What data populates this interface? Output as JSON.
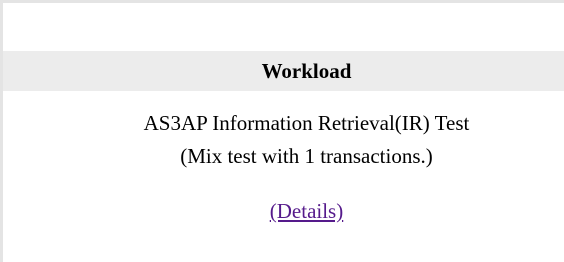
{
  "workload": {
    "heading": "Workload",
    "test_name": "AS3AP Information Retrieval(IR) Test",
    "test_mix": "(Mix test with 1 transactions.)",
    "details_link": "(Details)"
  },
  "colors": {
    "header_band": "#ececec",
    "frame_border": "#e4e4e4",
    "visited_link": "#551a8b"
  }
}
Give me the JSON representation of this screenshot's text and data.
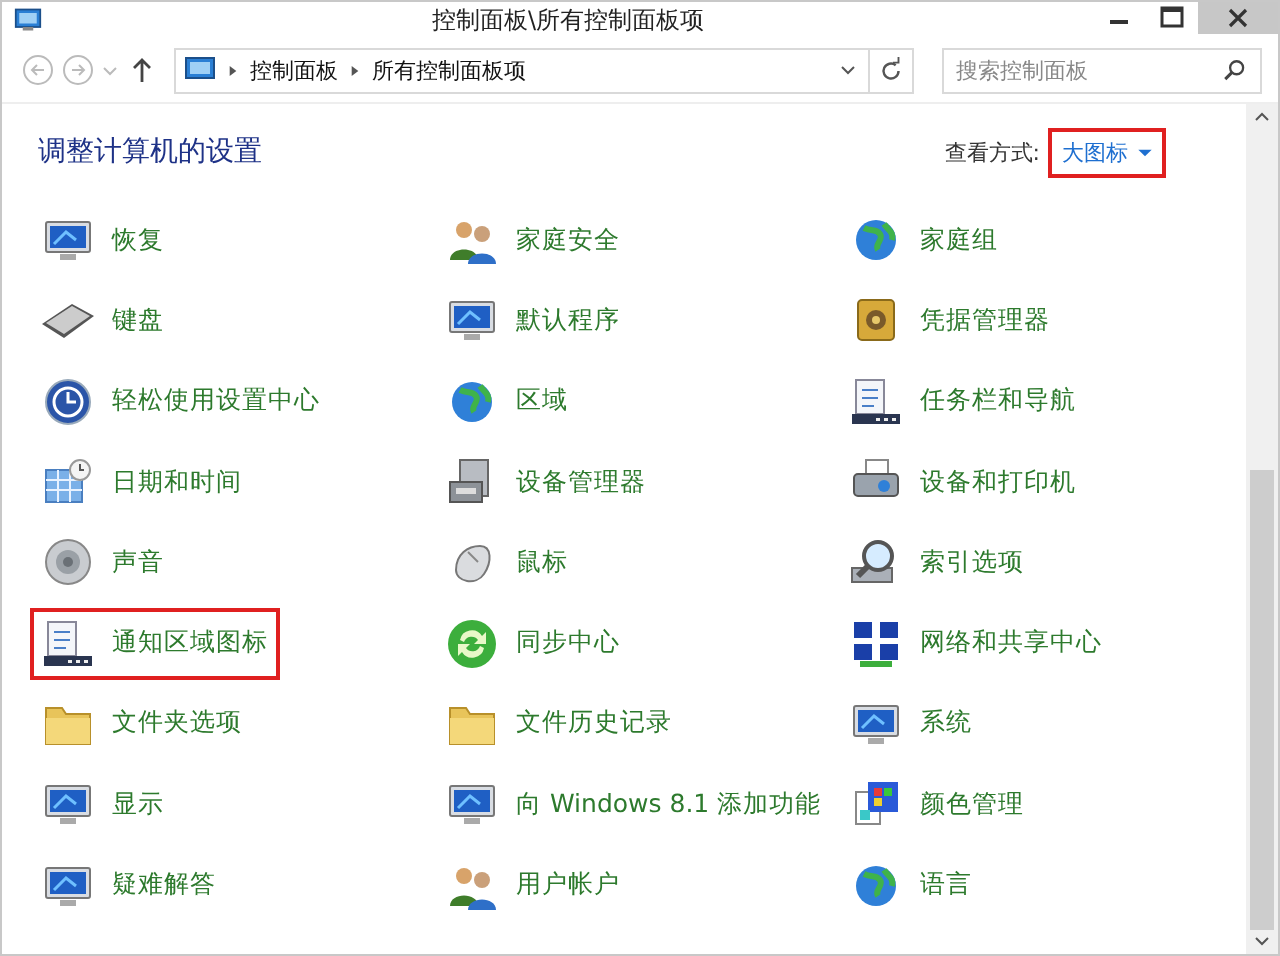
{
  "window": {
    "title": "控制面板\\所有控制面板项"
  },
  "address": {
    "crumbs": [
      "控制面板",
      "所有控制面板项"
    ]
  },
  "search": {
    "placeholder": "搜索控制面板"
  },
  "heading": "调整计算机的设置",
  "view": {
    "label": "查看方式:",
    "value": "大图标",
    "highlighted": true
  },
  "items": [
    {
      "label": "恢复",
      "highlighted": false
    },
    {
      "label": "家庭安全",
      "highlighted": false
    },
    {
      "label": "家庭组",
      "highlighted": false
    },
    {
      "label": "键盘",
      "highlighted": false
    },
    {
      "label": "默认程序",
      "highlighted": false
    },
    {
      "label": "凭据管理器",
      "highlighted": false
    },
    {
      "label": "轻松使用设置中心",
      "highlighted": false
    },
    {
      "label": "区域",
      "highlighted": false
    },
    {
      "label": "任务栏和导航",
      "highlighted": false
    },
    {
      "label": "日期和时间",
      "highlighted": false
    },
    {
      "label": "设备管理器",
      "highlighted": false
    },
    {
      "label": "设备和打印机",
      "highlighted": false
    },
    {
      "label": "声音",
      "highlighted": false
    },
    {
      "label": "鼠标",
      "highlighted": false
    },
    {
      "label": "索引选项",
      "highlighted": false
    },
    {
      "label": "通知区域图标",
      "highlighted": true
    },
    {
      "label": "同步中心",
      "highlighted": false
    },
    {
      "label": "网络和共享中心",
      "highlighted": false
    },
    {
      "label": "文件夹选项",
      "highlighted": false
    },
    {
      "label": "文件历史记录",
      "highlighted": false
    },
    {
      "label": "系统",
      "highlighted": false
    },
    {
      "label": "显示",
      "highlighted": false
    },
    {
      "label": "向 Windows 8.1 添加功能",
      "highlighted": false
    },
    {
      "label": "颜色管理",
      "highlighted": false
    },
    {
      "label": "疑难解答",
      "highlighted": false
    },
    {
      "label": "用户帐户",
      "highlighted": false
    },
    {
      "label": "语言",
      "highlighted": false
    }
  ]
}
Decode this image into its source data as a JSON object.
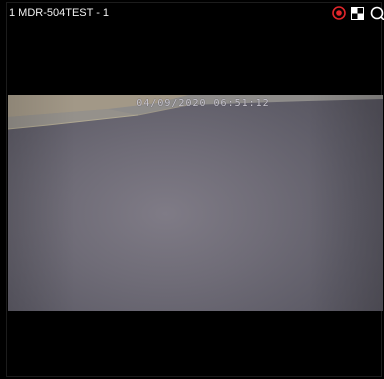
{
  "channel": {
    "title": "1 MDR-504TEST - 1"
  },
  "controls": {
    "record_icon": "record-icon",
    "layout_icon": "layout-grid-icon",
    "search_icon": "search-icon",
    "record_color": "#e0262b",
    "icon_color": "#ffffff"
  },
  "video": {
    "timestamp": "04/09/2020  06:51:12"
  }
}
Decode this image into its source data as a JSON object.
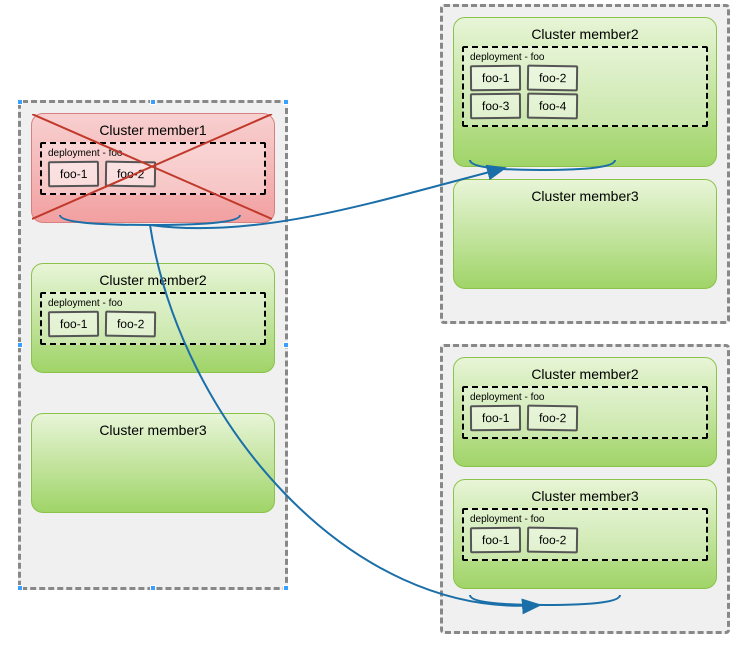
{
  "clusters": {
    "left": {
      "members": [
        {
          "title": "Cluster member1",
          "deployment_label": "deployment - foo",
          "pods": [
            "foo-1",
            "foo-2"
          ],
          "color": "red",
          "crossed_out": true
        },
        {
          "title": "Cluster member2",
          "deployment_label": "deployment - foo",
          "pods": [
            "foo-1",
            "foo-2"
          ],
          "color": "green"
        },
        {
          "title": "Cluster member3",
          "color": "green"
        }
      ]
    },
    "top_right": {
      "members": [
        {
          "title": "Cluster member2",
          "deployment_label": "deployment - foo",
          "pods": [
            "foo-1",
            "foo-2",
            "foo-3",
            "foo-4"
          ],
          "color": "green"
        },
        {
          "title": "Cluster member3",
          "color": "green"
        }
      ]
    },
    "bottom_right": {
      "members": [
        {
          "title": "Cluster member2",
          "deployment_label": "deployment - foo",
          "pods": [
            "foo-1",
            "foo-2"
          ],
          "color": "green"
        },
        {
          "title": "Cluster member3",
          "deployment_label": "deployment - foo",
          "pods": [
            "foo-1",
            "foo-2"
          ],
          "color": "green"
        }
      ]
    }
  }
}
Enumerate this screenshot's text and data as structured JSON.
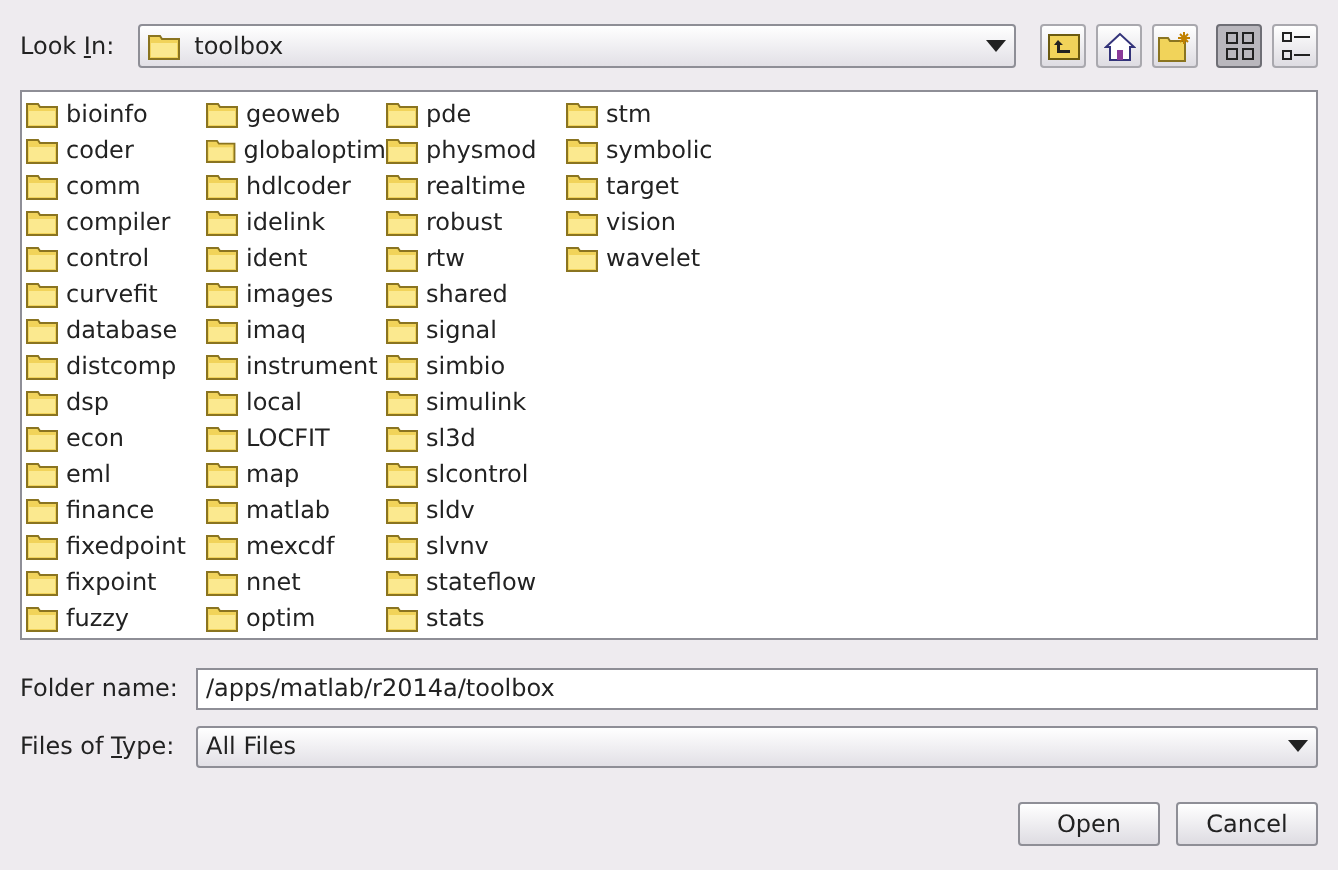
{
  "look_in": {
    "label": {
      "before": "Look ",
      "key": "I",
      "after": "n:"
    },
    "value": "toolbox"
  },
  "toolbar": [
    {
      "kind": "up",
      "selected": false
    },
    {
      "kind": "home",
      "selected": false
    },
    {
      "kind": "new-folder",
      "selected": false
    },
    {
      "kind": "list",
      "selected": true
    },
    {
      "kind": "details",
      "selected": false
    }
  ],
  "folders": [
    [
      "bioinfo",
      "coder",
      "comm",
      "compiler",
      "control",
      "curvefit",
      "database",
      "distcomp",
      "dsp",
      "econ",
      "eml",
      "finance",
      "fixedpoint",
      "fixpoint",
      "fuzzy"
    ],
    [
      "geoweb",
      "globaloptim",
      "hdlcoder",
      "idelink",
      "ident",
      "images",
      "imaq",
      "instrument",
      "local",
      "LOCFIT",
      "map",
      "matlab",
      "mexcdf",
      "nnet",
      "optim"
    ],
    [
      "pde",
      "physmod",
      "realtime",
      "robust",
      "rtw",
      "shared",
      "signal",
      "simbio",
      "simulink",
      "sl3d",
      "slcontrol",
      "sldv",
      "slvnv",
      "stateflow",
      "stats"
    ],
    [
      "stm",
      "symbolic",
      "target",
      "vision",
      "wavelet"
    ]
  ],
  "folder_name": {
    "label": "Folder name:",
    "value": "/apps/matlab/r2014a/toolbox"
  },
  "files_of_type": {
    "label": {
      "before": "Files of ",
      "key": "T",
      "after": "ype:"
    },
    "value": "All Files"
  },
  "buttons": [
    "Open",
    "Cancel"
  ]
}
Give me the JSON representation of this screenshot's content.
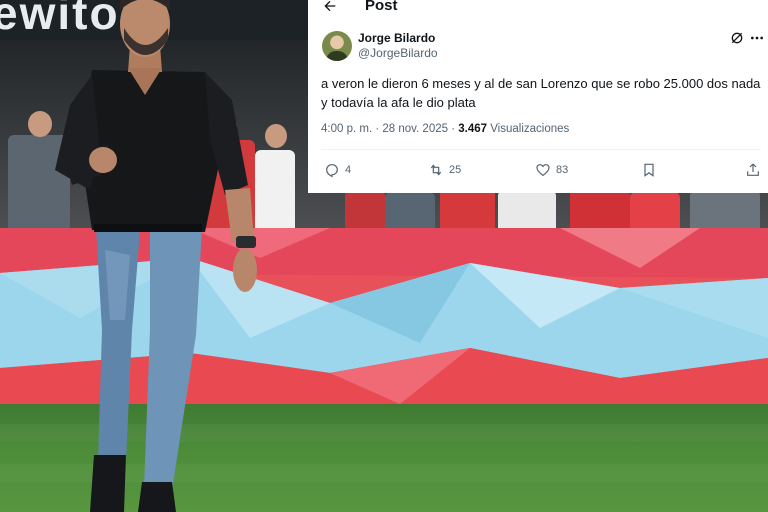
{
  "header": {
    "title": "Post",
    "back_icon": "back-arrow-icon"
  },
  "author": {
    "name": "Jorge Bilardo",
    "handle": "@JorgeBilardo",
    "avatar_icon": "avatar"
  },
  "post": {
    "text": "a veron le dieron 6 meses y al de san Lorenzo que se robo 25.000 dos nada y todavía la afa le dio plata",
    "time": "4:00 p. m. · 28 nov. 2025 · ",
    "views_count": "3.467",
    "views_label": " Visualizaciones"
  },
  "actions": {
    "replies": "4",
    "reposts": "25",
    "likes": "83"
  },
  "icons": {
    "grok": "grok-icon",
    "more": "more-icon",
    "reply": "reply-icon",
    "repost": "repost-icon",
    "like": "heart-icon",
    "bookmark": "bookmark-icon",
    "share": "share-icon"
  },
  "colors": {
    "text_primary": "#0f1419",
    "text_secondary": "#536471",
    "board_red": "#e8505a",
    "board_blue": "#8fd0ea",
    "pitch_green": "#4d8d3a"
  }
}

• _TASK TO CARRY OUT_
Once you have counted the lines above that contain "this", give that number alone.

• _TASK OUTPUT_
6